The Connecticut Department of Transportation (CTDOT) is launching a multimodal study of safety, rail, bus and traffic improvements, and the potential for economic development along the I-95 corridor from Greenwich to North Stonington.
The initiative on the I-95 corridor is part of Governor Dannel P Malloy’s 30-year, US$100bn ‘Let’s Go CT’ transportation vision. CTDOT has defined two separate multimodal planning programs: I-95 West, involving potential work from Greenwich to New Haven; and I-95 East, from Branford to North Stonington. The studies are made possible by recent funding allocations by the state Bond Commission, with US$1m for the I-95 West study and US$125,000 for I-95 East.
The I-95-West study will include potential investment scenarios for I-95, the New Haven commuter rail line, and better integration of the region’s bus system. The initial focus for highway purposes is anticipated to be between Bridgeport and Stamford where highway congestion is most prevalent. The I-95-East effort will begin with an update of a 2004 study outlining the needs and deficiencies of I-95 itself. Separate investment studies are anticipated for rail and transit programs as additional funding is allocated.
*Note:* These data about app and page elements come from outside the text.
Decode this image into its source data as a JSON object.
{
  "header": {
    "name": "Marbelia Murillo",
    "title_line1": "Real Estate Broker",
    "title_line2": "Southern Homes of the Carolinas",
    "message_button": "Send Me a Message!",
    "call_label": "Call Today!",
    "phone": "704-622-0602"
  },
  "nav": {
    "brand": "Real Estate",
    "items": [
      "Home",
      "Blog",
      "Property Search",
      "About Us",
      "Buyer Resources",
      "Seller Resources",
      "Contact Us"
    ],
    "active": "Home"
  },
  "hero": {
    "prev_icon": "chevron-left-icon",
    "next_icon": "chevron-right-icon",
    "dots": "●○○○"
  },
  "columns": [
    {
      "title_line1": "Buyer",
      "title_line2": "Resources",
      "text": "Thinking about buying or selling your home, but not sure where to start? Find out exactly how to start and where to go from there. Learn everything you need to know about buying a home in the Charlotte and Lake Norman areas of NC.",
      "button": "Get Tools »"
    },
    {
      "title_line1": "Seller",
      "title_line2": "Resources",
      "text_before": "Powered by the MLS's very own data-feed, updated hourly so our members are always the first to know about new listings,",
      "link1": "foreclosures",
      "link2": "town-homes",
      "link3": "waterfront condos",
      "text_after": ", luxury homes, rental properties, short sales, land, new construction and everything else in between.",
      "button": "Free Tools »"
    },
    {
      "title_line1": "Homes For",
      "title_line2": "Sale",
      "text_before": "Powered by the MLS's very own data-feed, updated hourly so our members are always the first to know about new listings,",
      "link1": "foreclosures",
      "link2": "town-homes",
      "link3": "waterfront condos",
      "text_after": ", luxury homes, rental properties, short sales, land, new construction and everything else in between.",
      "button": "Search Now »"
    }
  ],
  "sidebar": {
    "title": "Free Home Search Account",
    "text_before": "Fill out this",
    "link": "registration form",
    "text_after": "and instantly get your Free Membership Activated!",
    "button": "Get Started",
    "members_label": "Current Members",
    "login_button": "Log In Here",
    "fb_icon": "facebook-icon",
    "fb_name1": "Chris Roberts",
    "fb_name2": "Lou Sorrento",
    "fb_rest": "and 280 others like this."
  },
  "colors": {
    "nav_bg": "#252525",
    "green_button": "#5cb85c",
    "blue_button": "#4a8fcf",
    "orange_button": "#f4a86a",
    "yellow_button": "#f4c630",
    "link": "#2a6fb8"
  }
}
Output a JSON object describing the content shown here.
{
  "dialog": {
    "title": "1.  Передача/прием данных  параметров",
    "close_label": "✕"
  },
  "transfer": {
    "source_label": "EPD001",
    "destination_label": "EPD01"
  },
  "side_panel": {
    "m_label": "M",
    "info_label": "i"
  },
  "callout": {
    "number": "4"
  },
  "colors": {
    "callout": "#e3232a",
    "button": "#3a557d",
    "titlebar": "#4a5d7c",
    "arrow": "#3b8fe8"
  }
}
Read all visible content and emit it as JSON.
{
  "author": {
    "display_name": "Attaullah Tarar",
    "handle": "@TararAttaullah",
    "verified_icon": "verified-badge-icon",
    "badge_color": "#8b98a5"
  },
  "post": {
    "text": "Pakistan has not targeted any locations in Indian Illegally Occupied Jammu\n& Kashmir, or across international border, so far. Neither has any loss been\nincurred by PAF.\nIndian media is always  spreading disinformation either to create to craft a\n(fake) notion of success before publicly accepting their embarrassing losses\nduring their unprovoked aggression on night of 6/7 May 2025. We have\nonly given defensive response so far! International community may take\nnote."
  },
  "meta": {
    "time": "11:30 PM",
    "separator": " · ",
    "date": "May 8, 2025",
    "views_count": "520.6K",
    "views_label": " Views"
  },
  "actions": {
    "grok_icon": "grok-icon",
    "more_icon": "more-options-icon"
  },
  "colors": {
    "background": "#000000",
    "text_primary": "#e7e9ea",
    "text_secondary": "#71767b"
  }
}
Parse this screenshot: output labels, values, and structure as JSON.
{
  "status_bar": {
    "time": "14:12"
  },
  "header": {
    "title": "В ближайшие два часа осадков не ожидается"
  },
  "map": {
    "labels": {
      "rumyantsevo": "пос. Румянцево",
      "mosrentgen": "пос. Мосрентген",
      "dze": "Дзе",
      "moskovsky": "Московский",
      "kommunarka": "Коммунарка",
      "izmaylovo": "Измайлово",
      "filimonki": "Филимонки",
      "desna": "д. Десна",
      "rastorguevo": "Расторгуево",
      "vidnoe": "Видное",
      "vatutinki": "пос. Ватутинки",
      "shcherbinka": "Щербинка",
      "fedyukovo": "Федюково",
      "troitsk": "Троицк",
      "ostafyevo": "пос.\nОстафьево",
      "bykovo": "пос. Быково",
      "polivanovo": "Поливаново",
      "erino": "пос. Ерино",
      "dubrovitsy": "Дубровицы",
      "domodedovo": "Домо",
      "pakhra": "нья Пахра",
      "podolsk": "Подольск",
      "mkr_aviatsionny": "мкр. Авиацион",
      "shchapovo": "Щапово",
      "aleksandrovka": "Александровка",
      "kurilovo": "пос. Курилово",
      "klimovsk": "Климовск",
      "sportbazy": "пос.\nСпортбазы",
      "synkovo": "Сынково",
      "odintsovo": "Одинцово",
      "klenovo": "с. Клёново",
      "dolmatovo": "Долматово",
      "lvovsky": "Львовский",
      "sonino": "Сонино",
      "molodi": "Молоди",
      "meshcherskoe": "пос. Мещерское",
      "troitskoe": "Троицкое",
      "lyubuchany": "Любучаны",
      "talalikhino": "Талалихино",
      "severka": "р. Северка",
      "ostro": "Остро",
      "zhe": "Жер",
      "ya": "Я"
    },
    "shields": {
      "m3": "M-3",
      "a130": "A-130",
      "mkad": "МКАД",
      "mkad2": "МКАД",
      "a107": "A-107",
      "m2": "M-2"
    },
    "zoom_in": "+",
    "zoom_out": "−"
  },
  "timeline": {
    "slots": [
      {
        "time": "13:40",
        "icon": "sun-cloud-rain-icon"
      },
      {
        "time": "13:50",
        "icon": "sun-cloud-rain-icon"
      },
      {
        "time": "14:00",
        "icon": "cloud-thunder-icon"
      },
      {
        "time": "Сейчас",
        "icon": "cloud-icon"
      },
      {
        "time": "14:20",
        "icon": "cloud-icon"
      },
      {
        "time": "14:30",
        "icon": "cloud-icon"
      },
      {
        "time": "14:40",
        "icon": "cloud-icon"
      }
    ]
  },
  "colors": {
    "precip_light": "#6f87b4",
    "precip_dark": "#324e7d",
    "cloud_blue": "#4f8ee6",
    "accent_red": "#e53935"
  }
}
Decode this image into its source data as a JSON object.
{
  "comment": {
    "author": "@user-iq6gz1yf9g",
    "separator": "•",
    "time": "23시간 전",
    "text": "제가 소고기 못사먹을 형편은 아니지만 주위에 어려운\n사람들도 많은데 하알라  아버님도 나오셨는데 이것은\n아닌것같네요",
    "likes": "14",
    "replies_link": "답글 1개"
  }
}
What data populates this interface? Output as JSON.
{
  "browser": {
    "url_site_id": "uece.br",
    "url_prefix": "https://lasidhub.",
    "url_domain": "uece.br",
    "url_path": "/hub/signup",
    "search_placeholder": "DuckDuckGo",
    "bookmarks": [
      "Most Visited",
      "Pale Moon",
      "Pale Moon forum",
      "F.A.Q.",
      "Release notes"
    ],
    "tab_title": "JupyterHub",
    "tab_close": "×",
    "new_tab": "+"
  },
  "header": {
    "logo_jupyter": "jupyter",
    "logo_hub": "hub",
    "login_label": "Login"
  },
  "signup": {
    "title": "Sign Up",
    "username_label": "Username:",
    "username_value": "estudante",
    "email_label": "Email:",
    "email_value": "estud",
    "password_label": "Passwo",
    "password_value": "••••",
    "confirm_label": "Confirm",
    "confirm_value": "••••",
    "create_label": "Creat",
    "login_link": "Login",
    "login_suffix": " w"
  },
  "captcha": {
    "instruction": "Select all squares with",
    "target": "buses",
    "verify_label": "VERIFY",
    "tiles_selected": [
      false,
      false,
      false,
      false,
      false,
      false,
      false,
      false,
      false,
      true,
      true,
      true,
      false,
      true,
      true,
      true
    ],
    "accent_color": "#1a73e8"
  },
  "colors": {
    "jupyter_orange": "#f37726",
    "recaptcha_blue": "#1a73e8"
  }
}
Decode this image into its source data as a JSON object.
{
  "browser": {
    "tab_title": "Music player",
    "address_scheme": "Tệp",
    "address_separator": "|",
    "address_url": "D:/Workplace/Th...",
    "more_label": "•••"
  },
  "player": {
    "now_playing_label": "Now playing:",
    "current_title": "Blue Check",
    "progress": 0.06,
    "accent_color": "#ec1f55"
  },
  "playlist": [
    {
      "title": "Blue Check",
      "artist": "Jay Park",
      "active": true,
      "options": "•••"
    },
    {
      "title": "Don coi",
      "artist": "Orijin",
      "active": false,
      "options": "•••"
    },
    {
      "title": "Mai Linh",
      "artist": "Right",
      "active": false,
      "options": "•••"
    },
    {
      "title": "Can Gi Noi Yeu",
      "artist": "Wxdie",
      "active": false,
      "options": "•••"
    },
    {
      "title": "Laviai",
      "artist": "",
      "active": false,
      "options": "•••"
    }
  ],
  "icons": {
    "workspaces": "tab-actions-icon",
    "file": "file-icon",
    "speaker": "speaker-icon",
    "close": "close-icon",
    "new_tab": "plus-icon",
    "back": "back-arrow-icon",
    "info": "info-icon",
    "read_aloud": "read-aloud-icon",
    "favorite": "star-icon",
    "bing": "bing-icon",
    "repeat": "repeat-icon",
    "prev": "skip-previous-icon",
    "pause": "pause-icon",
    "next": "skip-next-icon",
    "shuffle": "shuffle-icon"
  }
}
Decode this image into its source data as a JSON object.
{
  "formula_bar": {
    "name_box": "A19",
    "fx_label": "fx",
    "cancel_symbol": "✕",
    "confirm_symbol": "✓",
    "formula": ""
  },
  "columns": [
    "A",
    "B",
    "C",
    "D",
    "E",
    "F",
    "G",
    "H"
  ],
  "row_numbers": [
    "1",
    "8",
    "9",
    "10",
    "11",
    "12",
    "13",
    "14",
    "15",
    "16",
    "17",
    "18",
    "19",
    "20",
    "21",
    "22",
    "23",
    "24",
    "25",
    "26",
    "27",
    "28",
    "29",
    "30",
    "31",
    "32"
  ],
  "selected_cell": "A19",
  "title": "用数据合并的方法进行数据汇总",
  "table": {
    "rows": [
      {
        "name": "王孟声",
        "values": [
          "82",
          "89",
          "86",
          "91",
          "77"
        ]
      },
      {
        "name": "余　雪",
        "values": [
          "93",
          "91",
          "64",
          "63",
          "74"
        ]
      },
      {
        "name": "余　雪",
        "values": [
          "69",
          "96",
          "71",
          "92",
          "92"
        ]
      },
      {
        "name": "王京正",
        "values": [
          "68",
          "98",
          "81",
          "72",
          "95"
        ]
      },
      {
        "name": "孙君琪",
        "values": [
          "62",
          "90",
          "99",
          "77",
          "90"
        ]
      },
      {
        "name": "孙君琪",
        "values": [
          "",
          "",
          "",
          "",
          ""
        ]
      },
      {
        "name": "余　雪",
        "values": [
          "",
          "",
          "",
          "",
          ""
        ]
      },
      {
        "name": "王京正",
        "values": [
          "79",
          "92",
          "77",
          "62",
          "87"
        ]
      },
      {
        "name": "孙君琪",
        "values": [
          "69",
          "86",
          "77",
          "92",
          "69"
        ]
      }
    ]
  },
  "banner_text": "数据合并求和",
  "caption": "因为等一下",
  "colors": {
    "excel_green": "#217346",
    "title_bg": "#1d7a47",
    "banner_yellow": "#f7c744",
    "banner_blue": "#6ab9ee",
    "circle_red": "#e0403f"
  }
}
While the entire corridor requires additional capacity, the primary area of need and the focus of the ‘East’ effort will be the section of I-95 between the Baldwin Bridge in Old Lyme and the Gold Star Bridge in New London, including the I-95 / I-395 interchange. CTDOT is also committing to addressing safety and traffic issues on Route 85 in Salem, Montville and Waterford in lieu of an earlier proposal to extend Route 11 to the I-95 / I-395 interchange. CTDOT has been unable to get the required federal environmental approvals for a Route 11 extension and has determined the extension project will no longer be pursued. Route 85 is the primary alternative to Route 11, and local officials have repeatedly expressed a strong desire to address the Route 85 issues as soon as possible.
The I-95 East improvements are needed to better serve residents and businesses in the region, which has an economy distinctly different from much of the rest of the state. Much of southeastern Connecticut’s economy is driven by strong tourism and manufacturing sectors. Both are dependent on a good highway system that provides easy access for tourists from outside the region, and for trucks that transport much of the materials needed for the industries in the region. CTDOT is one of the members of the I-95 Corridor Coalition, which oversees the major north-south route along the USA’s eastern seaboard. The I-95 covers 1,917 miles (3,085km) and accounts for 35% of the USA’s vehicle miles traveled (VMT).
“Our goal is to develop a detailed implementation plan that includes conceptual designs, impact assessments, cost estimates, and project phasing options,” said CTDOT commissioner, James P Redeker. “I-95 is literally the backbone of the economy of the southern tier of Connecticut, and these studies will help us to create a framework for transportation and economic development through the corridor for decades to come.”